A chain restaurant submitted plans to the city of Oklahoma City to tear down all the buildings in Classen Circle, which includes Classen Grill and other historic businesses.
OKCTalk.com broke the news Wednesday. Braum’s Ice Cream and Dairy Stores, a popular chain in Oklahoma, wants to build a store there.
They have filed to rezone .48 acres which is all the properties bound by Classen, NW 50th and Military Avenue and documents show plans to raze all existing buildings and construct a new Braum’s. […]
The structure housing the HiLo Club and the Drunken Fry was built in 1948 as the Donnay Building and was once home to the old Sidecar Lounge and The Patio restaurant which operated from the mid 50’s to the early 1990’s. HiLo’s website indicates they have been in operation from 1956. Charlie’s Jazz-Rhythm & Blues Records is also a tenant in the building. […]

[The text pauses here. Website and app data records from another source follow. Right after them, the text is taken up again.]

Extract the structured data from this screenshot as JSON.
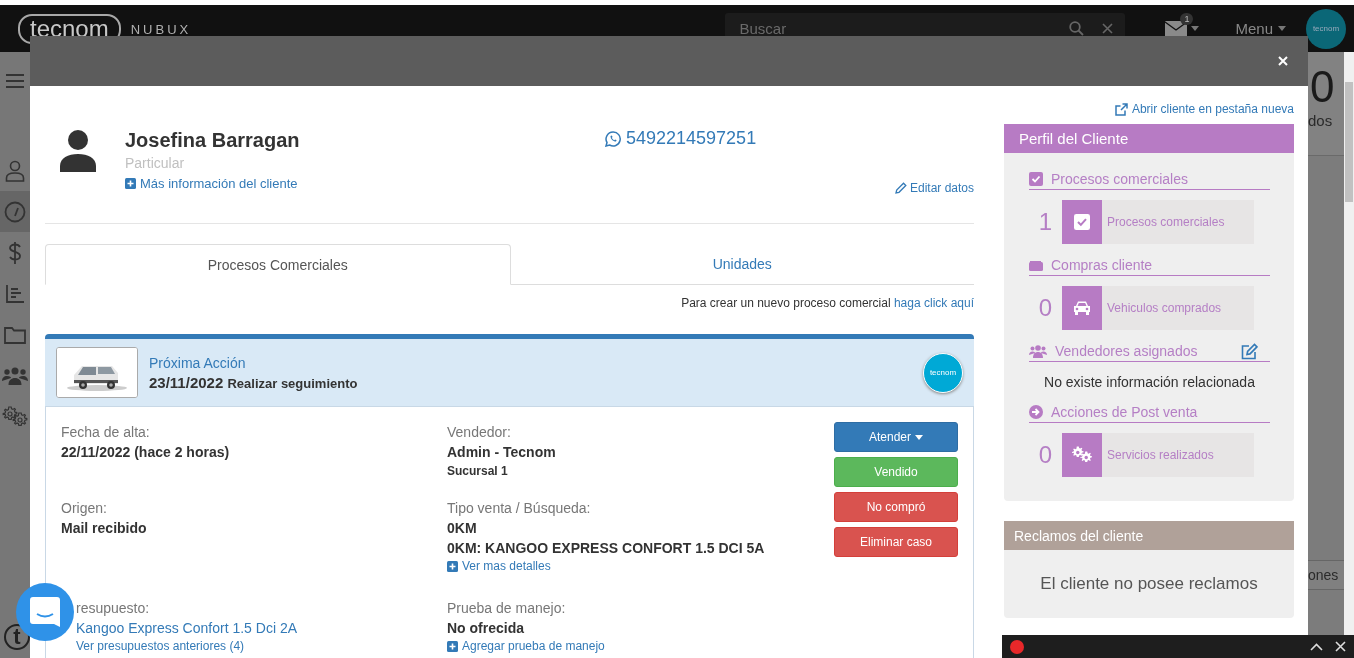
{
  "topbar": {
    "logo": "tecnom",
    "product": "NUBUX",
    "search": {
      "placeholder": "Buscar"
    },
    "mail_badge": "1",
    "menu": "Menu",
    "avatar_text": "tecnom"
  },
  "sidebar": {
    "items": [
      {
        "kind": "menu",
        "selected": false
      },
      {
        "kind": "user",
        "selected": false
      },
      {
        "kind": "gauge",
        "selected": true
      },
      {
        "kind": "dollar",
        "selected": false
      },
      {
        "kind": "chart",
        "selected": false
      },
      {
        "kind": "folder",
        "selected": false
      },
      {
        "kind": "users",
        "selected": false
      },
      {
        "kind": "gears",
        "selected": false
      }
    ],
    "footer_logo": "t"
  },
  "background": {
    "counter": "0",
    "counter_label": "dos",
    "tab_fragment": "ones"
  },
  "modal": {
    "client": {
      "name": "Josefina Barragan",
      "type": "Particular",
      "more_info": "Más información del cliente",
      "phone": "5492214597251",
      "edit": "Editar datos"
    },
    "tabs": [
      {
        "label": "Procesos Comerciales",
        "selected": true
      },
      {
        "label": "Unidades",
        "selected": false
      }
    ],
    "create_hint": {
      "text": "Para crear un nuevo proceso comercial",
      "link": "haga click aquí"
    },
    "process": {
      "next_action_label": "Próxima Acción",
      "next_action_date": "23/11/2022",
      "next_action_text": "Realizar seguimiento",
      "badge": "tecnom",
      "rows": [
        {
          "cells": [
            {
              "label": "Fecha de alta:",
              "lines": [
                {
                  "kind": "value",
                  "text": "22/11/2022 (hace 2 horas)"
                }
              ]
            },
            {
              "label": "Vendedor:",
              "lines": [
                {
                  "kind": "value",
                  "text": "Admin - Tecnom"
                },
                {
                  "kind": "sub",
                  "text": "Sucursal 1"
                }
              ]
            }
          ]
        },
        {
          "cells": [
            {
              "label": "Origen:",
              "lines": [
                {
                  "kind": "value",
                  "text": "Mail recibido"
                }
              ]
            },
            {
              "label": "Tipo venta / Búsqueda:",
              "lines": [
                {
                  "kind": "value",
                  "text": "0KM"
                },
                {
                  "kind": "value",
                  "text": "0KM: KANGOO EXPRESS CONFORT 1.5 DCI 5A"
                },
                {
                  "kind": "plus_link",
                  "text": "Ver mas detalles"
                }
              ]
            }
          ]
        },
        {
          "cells": [
            {
              "label": "resupuesto:",
              "lines": [
                {
                  "kind": "link",
                  "text": "Kangoo Express Confort 1.5 Dci 2A"
                },
                {
                  "kind": "small_link",
                  "text": "Ver presupuestos anteriores (4)"
                }
              ]
            },
            {
              "label": "Prueba de manejo:",
              "lines": [
                {
                  "kind": "value",
                  "text": "No ofrecida"
                },
                {
                  "kind": "plus_link",
                  "text": "Agregar prueba de manejo"
                }
              ]
            }
          ]
        }
      ],
      "buttons": [
        {
          "label": "Atender",
          "kind": "primary",
          "dropdown": true
        },
        {
          "label": "Vendido",
          "kind": "success",
          "dropdown": false
        },
        {
          "label": "No compró",
          "kind": "danger",
          "dropdown": false
        },
        {
          "label": "Eliminar caso",
          "kind": "danger",
          "dropdown": false
        }
      ]
    },
    "open_link": "Abrir cliente en pestaña nueva",
    "profile": {
      "title": "Perfil del Cliente",
      "sections": [
        {
          "kind": "stat",
          "title": "Procesos comerciales",
          "count": "1",
          "tile_label": "Procesos comerciales"
        },
        {
          "kind": "stat",
          "title": "Compras cliente",
          "count": "0",
          "tile_label": "Vehiculos comprados"
        },
        {
          "kind": "text",
          "title": "Vendedores asignados",
          "text": "No existe información relacionada"
        },
        {
          "kind": "stat",
          "title": "Acciones de Post venta",
          "count": "0",
          "tile_label": "Servicios realizados"
        }
      ]
    },
    "complaints": {
      "title": "Reclamos del cliente",
      "text": "El cliente no posee reclamos"
    }
  }
}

The Classen Grill building was constructed in 1929 and the restaurant has operated there since 1980.
OKCTalk reports the rezoning plan must be approved by the Oklahoma City Planning Commission. It also says Classen Circle does not sit within any historic district.
The hearing for the rezoning will be Aug. 24.
Oklahoma City Ward 2 alderman Ed Shadid also stated his opposition to the project in a Facebook post, calling it “misguided”:
Braum’s is an OK company and should hear from and hopefully respect the will of the people of OKC to preserve what is unique and special to us.
A Change.org petition to stop the demolition of Classen Circle had garnered more than 9,600 supporters by mid-morning Thursday.
A protest is scheduled for today in front of the HiLo Club from 4:30 to 6 p.m.
According to Jim Ross’ “Oklahoma Route 66” book, Classen Circle sat on a 1950s alignment of Route 66. Current-day Oklahoma Highway 66, which is overlaid onto Interstate 44, also sits nearby.
UPDATE 7/14/2017: Several local television stations covered the protest, including this one:
OKCTalk.com, which broke the story, posted a follow-up story, “What Happens Now with Classen Circle?”
And The Lost Ogle, a popular blog based in the Oklahoma City area, often is irreverent but makes this very good point:
I can’t vouch for the historical significance of the area, but you can’t deny the Donnay Building is a culturally significant landmark. It was one of the first LGBT friendly parts of town. The community should have a voice and say about what happens to it.
(Image of Classen Circle in Oklahoma City via Change.org page)